"Visual content has become one of the most desirable types of content -- because it's so darn easy to consume. But it's not enough to just create beautiful, funny, engaging visual content ... marketers are now wondering where the best place to promote that visual content is.
Just about every major social network allows marketers to share visual content in some capacity, but that doesn't necessarily mean that particular network is the best medium for visual promotion. And in a world of hundreds of social networks, marketers need to optimize their time to promote the most appropriate types of content on the most appropriate channels.
Until now, it's seemed like Pinterest really takes the cake in terms of the best social network for visual content promotion. But recently, Facebook launched a little something called Collections, which is a Pinterest-style feature that allows users to add products to a wishlist or curate them into a particular list. Sounds kind of like Pinterest, doesn't it"?
Search engine optimisation (SEO) is all about the quality of your backlinks, right?
Wrong. Not any more. At least, not wholly, as an updated study from those good people atSearchmetrics has revealed just how important social media signals are to a strong SEO ranking, with well-positioned URLs almost always having a high number of Likes, shares, tweets and +1s.
Fandrop is the hub for you to discover and share any content on the web.
From "About" page on official site: "You take the coolest experiences of online surfing and drop them all into one spot, you get Fandrop. Fandrop is the place for you to connect with others just like you and share the joy, love, and laughter. Key features are: - Save Your Favorite Videos; - Collect Cool Content; - Save Awesome Articles; - Collaborate On Projects; - Save Webpages; - Plan A Vacation..."

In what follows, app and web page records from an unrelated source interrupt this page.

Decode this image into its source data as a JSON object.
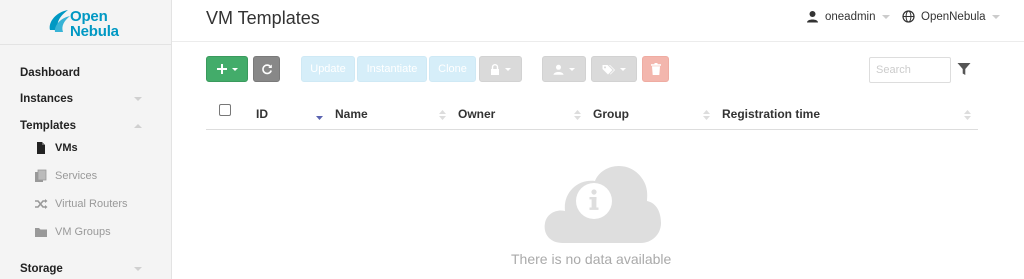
{
  "brand": {
    "line1": "Open",
    "line2": "Nebula",
    "color": "#0098c3"
  },
  "sidebar": {
    "items": [
      {
        "label": "Dashboard"
      },
      {
        "label": "Instances"
      },
      {
        "label": "Templates"
      },
      {
        "label": "Storage"
      }
    ],
    "template_subitems": [
      {
        "label": "VMs",
        "icon": "file-icon",
        "active": true
      },
      {
        "label": "Services",
        "icon": "copy-icon"
      },
      {
        "label": "Virtual Routers",
        "icon": "shuffle-icon"
      },
      {
        "label": "VM Groups",
        "icon": "folder-icon"
      }
    ]
  },
  "header": {
    "title": "VM Templates",
    "user": "oneadmin",
    "zone": "OpenNebula"
  },
  "toolbar": {
    "update_label": "Update",
    "instantiate_label": "Instantiate",
    "clone_label": "Clone",
    "search_placeholder": "Search",
    "colors": {
      "create": "#43ac6a",
      "refresh": "#888888",
      "light": "#d6eef9",
      "delete": "#f3b6ad"
    }
  },
  "table": {
    "columns": [
      "ID",
      "Name",
      "Owner",
      "Group",
      "Registration time"
    ],
    "empty_message": "There is no data available"
  }
}
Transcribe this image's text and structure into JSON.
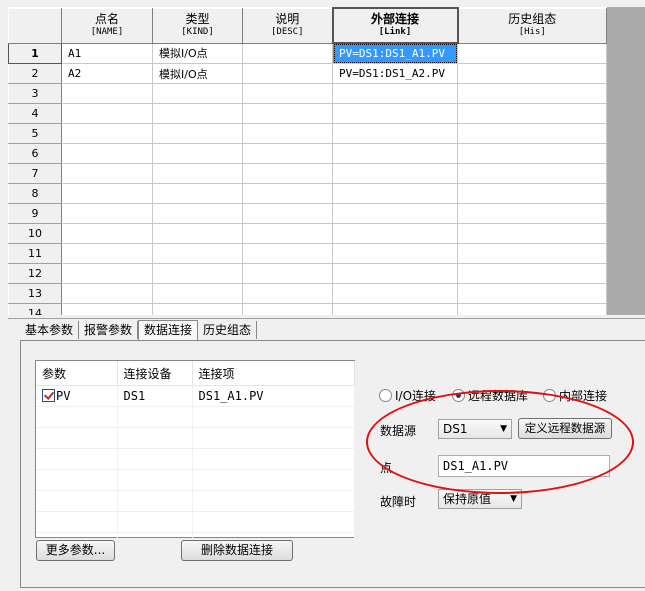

Excerpted from review article on TechCrunch: "Fandrop, a new content sharing site, is debuting today to help you find out what’s trending across the web. The site surfaces things like tweets and Facebook posts, YouTube videos, images from sites like imgur, articles, web pages, and more. In some ways, it’s similar to other social networks and social sharing sites, in that you can friend and follow other users, create profiles, build collections of content, and post things you find to the Fandrop platform.
All the content on Fandrop’s site is user-submitted, either through an online form, bookmarklet, or through the import of feeds from Facebook, Twitter, for example.
When you go to the homepage today, it’s a mix of clickable distractions – funny videos, gifs, photos, posts, music videos and more. You can explore different categories such as “celebs,” “tech,” “sports,” or “aww,” the latter which features a lot of cute animal photos and videos. You can also create an account in order to build and share your own collections. When you find something on the site you like, you can vote it up Digg-style, or share it to social networks.
Last month, Sheila May-Stein, a librarian assigned to Manchester this year, posted a photo on Facebook with a comment that the library had only 40 usable books in its fiction section.
She wrote: “Feeling overwhelmed and despondent when I see pictures of iPad labs and brand-new books and all the other privileges white suburban kids have when I compare it to what the kids at this school have. They are learning every day that they aren’t worth clean, fresh paint and unstained carpets and books that aren’t 65 years old.”
May-Stein’s posting went viral, drawing donations from as nearby as Bethel Park’s Lincoln Elementary School, where students raised money to buy books about football, and from as far away as Manchester, England, where a woman said she felt an affinity with a neighborhood with the same name.